**DATA PROVIDED**:
- - - -

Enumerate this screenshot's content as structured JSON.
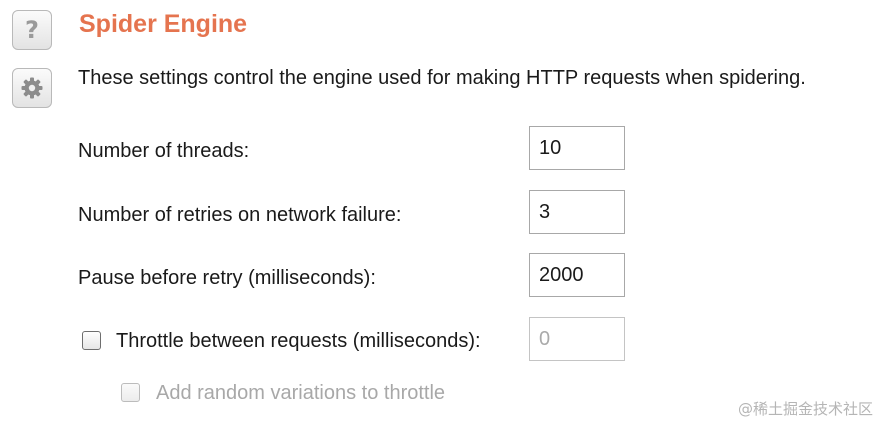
{
  "icons": {
    "help": "help-icon",
    "settings": "gear-icon"
  },
  "section": {
    "title": "Spider Engine",
    "title_color": "#e5744f",
    "description": "These settings control the engine used for making HTTP requests when spidering."
  },
  "settings": {
    "threads": {
      "label": "Number of threads:",
      "value": "10"
    },
    "retries": {
      "label": "Number of retries on network failure:",
      "value": "3"
    },
    "pause": {
      "label": "Pause before retry (milliseconds):",
      "value": "2000"
    },
    "throttle": {
      "label": "Throttle between requests (milliseconds):",
      "checked": false,
      "value": "0",
      "enabled": false
    },
    "random_variations": {
      "label": "Add random variations to throttle",
      "checked": false,
      "enabled": false
    }
  },
  "watermark": "@稀土掘金技术社区"
}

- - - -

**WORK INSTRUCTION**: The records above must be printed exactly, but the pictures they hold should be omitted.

**SOLUTION**:
Enumerate this screenshot's content as structured JSON.
{
  "icons": {
    "help": "help-icon",
    "settings": "gear-icon"
  },
  "section": {
    "title": "Spider Engine",
    "title_color": "#e5744f",
    "description": "These settings control the engine used for making HTTP requests when spidering."
  },
  "settings": {
    "threads": {
      "label": "Number of threads:",
      "value": "10"
    },
    "retries": {
      "label": "Number of retries on network failure:",
      "value": "3"
    },
    "pause": {
      "label": "Pause before retry (milliseconds):",
      "value": "2000"
    },
    "throttle": {
      "label": "Throttle between requests (milliseconds):",
      "checked": false,
      "value": "0",
      "enabled": false
    },
    "random_variations": {
      "label": "Add random variations to throttle",
      "checked": false,
      "enabled": false
    }
  },
  "watermark": "@稀土掘金技术社区"
}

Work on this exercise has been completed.